*Task prompt*. Return, from the lines below, each one that includes the word "icon".
◆ ◆ ◆
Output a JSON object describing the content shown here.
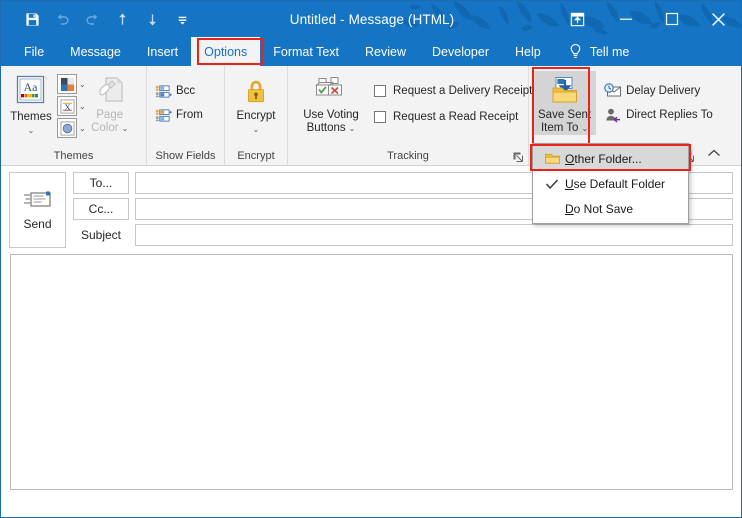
{
  "window": {
    "title": "Untitled  -  Message (HTML)",
    "accent_color": "#1574c4",
    "annotation_color": "#e8231a"
  },
  "quick_access": {
    "items": [
      {
        "name": "save-icon",
        "label": "Save"
      },
      {
        "name": "undo-icon",
        "label": "Undo"
      },
      {
        "name": "redo-icon",
        "label": "Redo"
      },
      {
        "name": "previous-item-icon",
        "label": "Previous Item"
      },
      {
        "name": "next-item-icon",
        "label": "Next Item"
      },
      {
        "name": "customize-quick-access-toolbar-icon",
        "label": "Customize Quick Access Toolbar"
      }
    ]
  },
  "window_controls": {
    "ribbon_display_options": "Ribbon Display Options",
    "minimize": "Minimize",
    "maximize": "Maximize",
    "close": "Close"
  },
  "tabs": [
    {
      "label": "File",
      "active": false
    },
    {
      "label": "Message",
      "active": false
    },
    {
      "label": "Insert",
      "active": false
    },
    {
      "label": "Options",
      "active": true
    },
    {
      "label": "Format Text",
      "active": false
    },
    {
      "label": "Review",
      "active": false
    },
    {
      "label": "Developer",
      "active": false
    },
    {
      "label": "Help",
      "active": false
    }
  ],
  "tell_me": {
    "label": "Tell me",
    "icon": "lightbulb-icon"
  },
  "ribbon": {
    "groups": [
      {
        "name": "themes",
        "label": "Themes",
        "themes_button": "Themes",
        "page_color_button": "Page\nColor",
        "page_color_line1": "Page",
        "page_color_line2": "Color",
        "mini_buttons": [
          {
            "name": "theme-colors-button",
            "label": "Colors"
          },
          {
            "name": "theme-fonts-button",
            "label": "Fonts"
          },
          {
            "name": "theme-effects-button",
            "label": "Effects"
          }
        ]
      },
      {
        "name": "show-fields",
        "label": "Show Fields",
        "items": [
          {
            "name": "bcc-button",
            "label": "Bcc"
          },
          {
            "name": "from-button",
            "label": "From"
          }
        ]
      },
      {
        "name": "encrypt",
        "label": "Encrypt",
        "encrypt_button": "Encrypt"
      },
      {
        "name": "tracking",
        "label": "Tracking",
        "use_voting_line1": "Use Voting",
        "use_voting_line2": "Buttons",
        "checkboxes": [
          {
            "name": "request-delivery-receipt-checkbox",
            "label": "Request a Delivery Receipt",
            "checked": false
          },
          {
            "name": "request-read-receipt-checkbox",
            "label": "Request a Read Receipt",
            "checked": false
          }
        ]
      },
      {
        "name": "more-options",
        "label": "",
        "save_sent_item_line1": "Save Sent",
        "save_sent_item_line2": "Item To",
        "items": [
          {
            "name": "delay-delivery-button",
            "label": "Delay Delivery"
          },
          {
            "name": "direct-replies-to-button",
            "label": "Direct Replies To"
          }
        ]
      }
    ],
    "collapse_label": "Collapse the Ribbon"
  },
  "save_sent_item_menu": {
    "items": [
      {
        "name": "menu-item-other-folder",
        "prefix": "",
        "accel": "O",
        "rest": "ther Folder...",
        "icon": "folder-icon",
        "checked": false,
        "highlighted": true
      },
      {
        "name": "menu-item-use-default-folder",
        "prefix": "",
        "accel": "U",
        "rest": "se Default Folder",
        "icon": "check-icon",
        "checked": true,
        "highlighted": false
      },
      {
        "name": "menu-item-do-not-save",
        "prefix": "",
        "accel": "D",
        "rest": "o Not Save",
        "icon": "",
        "checked": false,
        "highlighted": false
      }
    ]
  },
  "compose": {
    "send_button": "Send",
    "to_button": "To...",
    "cc_button": "Cc...",
    "subject_label": "Subject",
    "to_value": "",
    "cc_value": "",
    "subject_value": "",
    "body_value": ""
  }
}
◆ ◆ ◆
*Reply to the task*.
        "name": "save-icon",
        "name": "undo-icon",
        "name": "redo-icon",
        "name": "previous-item-icon",
        "name": "next-item-icon",
        "name": "customize-quick-access-toolbar-icon",
    "icon": "lightbulb-icon"
        "icon": "folder-icon",
        "icon": "check-icon",
        "icon": "",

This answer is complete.